===== Record excerpts =====

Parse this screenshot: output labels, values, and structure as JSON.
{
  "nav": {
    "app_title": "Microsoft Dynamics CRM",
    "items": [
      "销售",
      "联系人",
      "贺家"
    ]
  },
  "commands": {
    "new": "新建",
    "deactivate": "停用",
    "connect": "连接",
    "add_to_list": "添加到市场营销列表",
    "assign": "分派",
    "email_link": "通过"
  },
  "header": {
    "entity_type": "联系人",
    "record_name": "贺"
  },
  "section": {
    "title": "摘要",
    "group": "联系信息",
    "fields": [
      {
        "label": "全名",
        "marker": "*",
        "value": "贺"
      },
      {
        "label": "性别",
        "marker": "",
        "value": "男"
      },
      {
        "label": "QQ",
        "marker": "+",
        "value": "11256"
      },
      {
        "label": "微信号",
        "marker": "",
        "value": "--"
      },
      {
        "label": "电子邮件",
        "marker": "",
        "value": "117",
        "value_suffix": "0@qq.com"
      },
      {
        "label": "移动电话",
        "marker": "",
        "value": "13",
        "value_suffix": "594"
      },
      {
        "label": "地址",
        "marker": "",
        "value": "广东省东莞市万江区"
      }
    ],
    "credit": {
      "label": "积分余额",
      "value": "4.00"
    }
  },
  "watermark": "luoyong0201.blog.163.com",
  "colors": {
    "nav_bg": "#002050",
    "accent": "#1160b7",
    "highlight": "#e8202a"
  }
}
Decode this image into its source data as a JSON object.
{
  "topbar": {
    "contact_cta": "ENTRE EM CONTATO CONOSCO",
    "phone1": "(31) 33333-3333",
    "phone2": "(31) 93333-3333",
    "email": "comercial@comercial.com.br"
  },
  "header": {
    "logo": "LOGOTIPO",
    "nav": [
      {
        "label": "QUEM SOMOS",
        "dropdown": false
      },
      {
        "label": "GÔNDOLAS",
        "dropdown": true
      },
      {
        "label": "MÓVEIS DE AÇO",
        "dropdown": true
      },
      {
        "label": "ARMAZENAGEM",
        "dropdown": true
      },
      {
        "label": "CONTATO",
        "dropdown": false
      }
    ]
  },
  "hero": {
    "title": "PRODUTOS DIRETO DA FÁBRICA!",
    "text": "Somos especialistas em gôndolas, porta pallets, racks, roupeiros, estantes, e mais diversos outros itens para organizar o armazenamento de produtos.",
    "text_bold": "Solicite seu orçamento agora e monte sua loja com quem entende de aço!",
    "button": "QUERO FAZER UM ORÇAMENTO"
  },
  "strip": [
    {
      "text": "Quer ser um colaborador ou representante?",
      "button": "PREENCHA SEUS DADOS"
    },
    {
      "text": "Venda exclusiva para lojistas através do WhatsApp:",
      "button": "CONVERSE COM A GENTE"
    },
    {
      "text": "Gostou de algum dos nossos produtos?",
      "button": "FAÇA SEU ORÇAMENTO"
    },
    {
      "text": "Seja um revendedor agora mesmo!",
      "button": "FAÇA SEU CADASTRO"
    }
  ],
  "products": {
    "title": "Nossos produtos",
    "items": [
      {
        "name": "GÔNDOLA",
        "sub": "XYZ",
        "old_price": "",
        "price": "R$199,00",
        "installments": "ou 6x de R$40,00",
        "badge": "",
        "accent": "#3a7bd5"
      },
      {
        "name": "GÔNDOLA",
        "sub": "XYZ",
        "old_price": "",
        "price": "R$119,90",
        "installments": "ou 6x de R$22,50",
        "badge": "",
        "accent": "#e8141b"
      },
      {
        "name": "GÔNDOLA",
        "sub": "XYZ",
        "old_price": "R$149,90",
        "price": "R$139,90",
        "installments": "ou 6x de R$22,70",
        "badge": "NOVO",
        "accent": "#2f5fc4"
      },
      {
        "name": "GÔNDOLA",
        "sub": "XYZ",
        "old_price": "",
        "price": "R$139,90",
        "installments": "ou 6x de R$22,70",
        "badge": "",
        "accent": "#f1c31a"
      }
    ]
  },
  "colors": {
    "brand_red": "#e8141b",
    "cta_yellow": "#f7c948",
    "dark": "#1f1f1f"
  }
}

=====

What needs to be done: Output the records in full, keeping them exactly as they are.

Exercise response:
Parse this screenshot: output labels, values, and structure as JSON.
{
  "nav": {
    "app_title": "Microsoft Dynamics CRM",
    "items": [
      "销售",
      "联系人",
      "贺家"
    ]
  },
  "commands": {
    "new": "新建",
    "deactivate": "停用",
    "connect": "连接",
    "add_to_list": "添加到市场营销列表",
    "assign": "分派",
    "email_link": "通过"
  },
  "header": {
    "entity_type": "联系人",
    "record_name": "贺"
  },
  "section": {
    "title": "摘要",
    "group": "联系信息",
    "fields": [
      {
        "label": "全名",
        "marker": "*",
        "value": "贺"
      },
      {
        "label": "性别",
        "marker": "",
        "value": "男"
      },
      {
        "label": "QQ",
        "marker": "+",
        "value": "11256"
      },
      {
        "label": "微信号",
        "marker": "",
        "value": "--"
      },
      {
        "label": "电子邮件",
        "marker": "",
        "value": "117",
        "value_suffix": "0@qq.com"
      },
      {
        "label": "移动电话",
        "marker": "",
        "value": "13",
        "value_suffix": "594"
      },
      {
        "label": "地址",
        "marker": "",
        "value": "广东省东莞市万江区"
      }
    ],
    "credit": {
      "label": "积分余额",
      "value": "4.00"
    }
  },
  "watermark": "luoyong0201.blog.163.com",
  "colors": {
    "nav_bg": "#002050",
    "accent": "#1160b7",
    "highlight": "#e8202a"
  }
}
Decode this image into its source data as a JSON object.
{
  "topbar": {
    "contact_cta": "ENTRE EM CONTATO CONOSCO",
    "phone1": "(31) 33333-3333",
    "phone2": "(31) 93333-3333",
    "email": "comercial@comercial.com.br"
  },
  "header": {
    "logo": "LOGOTIPO",
    "nav": [
      {
        "label": "QUEM SOMOS",
        "dropdown": false
      },
      {
        "label": "GÔNDOLAS",
        "dropdown": true
      },
      {
        "label": "MÓVEIS DE AÇO",
        "dropdown": true
      },
      {
        "label": "ARMAZENAGEM",
        "dropdown": true
      },
      {
        "label": "CONTATO",
        "dropdown": false
      }
    ]
  },
  "hero": {
    "title": "PRODUTOS DIRETO DA FÁBRICA!",
    "text": "Somos especialistas em gôndolas, porta pallets, racks, roupeiros, estantes, e mais diversos outros itens para organizar o armazenamento de produtos.",
    "text_bold": "Solicite seu orçamento agora e monte sua loja com quem entende de aço!",
    "button": "QUERO FAZER UM ORÇAMENTO"
  },
  "strip": [
    {
      "text": "Quer ser um colaborador ou representante?",
      "button": "PREENCHA SEUS DADOS"
    },
    {
      "text": "Venda exclusiva para lojistas através do WhatsApp:",
      "button": "CONVERSE COM A GENTE"
    },
    {
      "text": "Gostou de algum dos nossos produtos?",
      "button": "FAÇA SEU ORÇAMENTO"
    },
    {
      "text": "Seja um revendedor agora mesmo!",
      "button": "FAÇA SEU CADASTRO"
    }
  ],
  "products": {
    "title": "Nossos produtos",
    "items": [
      {
        "name": "GÔNDOLA",
        "sub": "XYZ",
        "old_price": "",
        "price": "R$199,00",
        "installments": "ou 6x de R$40,00",
        "badge": "",
        "accent": "#3a7bd5"
      },
      {
        "name": "GÔNDOLA",
        "sub": "XYZ",
        "old_price": "",
        "price": "R$119,90",
        "installments": "ou 6x de R$22,50",
        "badge": "",
        "accent": "#e8141b"
      },
      {
        "name": "GÔNDOLA",
        "sub": "XYZ",
        "old_price": "R$149,90",
        "price": "R$139,90",
        "installments": "ou 6x de R$22,70",
        "badge": "NOVO",
        "accent": "#2f5fc4"
      },
      {
        "name": "GÔNDOLA",
        "sub": "XYZ",
        "old_price": "",
        "price": "R$139,90",
        "installments": "ou 6x de R$22,70",
        "badge": "",
        "accent": "#f1c31a"
      }
    ]
  },
  "colors": {
    "brand_red": "#e8141b",
    "cta_yellow": "#f7c948",
    "dark": "#1f1f1f"
  }
}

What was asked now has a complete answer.